Website and app data records>
[Start of Attachment]

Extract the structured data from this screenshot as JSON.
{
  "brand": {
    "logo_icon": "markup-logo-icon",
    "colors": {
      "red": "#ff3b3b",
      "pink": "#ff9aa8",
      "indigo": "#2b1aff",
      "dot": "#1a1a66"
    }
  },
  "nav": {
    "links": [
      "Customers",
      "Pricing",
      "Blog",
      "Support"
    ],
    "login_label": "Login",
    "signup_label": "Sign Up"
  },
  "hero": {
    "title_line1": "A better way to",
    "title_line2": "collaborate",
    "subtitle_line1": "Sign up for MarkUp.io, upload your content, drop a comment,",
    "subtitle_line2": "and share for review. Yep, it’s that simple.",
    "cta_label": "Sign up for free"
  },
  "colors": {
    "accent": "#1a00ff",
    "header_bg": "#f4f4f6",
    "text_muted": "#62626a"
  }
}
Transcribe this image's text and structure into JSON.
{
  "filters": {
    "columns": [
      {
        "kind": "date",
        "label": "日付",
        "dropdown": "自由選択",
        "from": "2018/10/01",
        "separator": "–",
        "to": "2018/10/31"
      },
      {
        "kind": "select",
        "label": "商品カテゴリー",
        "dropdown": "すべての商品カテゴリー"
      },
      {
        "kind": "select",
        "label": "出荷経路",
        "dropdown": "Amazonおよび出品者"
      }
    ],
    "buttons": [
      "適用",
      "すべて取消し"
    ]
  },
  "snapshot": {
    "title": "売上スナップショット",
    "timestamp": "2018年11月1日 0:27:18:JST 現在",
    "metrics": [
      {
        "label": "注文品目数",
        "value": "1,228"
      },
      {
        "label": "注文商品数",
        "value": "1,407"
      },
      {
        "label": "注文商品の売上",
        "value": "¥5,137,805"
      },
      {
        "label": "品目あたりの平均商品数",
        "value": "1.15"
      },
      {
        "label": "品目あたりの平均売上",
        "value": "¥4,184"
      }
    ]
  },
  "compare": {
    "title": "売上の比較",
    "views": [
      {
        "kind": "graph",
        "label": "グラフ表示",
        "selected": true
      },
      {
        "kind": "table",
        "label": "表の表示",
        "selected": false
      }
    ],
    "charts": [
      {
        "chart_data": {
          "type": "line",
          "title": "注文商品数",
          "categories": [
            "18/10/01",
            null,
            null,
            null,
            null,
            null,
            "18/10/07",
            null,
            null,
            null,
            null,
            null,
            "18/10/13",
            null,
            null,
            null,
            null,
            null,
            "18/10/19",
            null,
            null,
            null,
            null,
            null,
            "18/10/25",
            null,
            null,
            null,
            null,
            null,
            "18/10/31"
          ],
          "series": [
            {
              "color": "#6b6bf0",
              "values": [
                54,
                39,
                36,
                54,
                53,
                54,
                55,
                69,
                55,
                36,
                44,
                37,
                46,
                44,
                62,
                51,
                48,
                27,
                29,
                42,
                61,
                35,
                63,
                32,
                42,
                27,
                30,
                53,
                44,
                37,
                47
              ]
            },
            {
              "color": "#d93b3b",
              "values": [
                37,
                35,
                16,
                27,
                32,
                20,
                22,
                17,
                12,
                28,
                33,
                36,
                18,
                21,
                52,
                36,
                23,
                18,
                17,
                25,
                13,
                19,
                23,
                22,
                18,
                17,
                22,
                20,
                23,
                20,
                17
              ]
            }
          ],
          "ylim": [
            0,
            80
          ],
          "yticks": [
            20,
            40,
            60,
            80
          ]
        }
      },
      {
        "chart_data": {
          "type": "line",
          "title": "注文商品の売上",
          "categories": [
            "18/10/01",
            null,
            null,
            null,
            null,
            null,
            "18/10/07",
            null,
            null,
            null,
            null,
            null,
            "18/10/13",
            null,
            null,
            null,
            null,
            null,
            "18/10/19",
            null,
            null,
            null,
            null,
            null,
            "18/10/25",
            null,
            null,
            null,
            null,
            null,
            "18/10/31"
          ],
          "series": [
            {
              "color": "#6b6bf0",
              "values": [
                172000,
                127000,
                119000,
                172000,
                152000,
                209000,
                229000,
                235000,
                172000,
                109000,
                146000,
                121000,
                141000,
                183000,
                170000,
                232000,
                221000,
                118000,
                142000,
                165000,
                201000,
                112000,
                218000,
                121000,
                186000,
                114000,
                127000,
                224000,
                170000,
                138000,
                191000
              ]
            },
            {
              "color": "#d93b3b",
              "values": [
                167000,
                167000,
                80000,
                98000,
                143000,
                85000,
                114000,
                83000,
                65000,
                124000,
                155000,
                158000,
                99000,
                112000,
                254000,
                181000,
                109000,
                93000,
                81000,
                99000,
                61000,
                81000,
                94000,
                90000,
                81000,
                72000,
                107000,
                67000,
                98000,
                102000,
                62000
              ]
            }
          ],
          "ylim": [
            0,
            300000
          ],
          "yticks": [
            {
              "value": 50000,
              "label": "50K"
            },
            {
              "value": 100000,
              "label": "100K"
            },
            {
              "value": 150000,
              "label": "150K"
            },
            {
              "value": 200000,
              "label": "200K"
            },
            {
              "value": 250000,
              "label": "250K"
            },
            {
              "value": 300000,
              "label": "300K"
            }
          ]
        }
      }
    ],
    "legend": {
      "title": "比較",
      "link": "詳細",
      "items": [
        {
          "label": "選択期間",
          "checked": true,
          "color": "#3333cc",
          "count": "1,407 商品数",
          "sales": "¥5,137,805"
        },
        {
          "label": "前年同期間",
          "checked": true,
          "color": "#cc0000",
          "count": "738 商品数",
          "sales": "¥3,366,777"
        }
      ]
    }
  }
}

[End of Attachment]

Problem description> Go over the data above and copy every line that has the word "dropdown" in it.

Answer>
        "dropdown": "自由選択",
        "dropdown": "すべての商品カテゴリー"
        "dropdown": "Amazonおよび出品者"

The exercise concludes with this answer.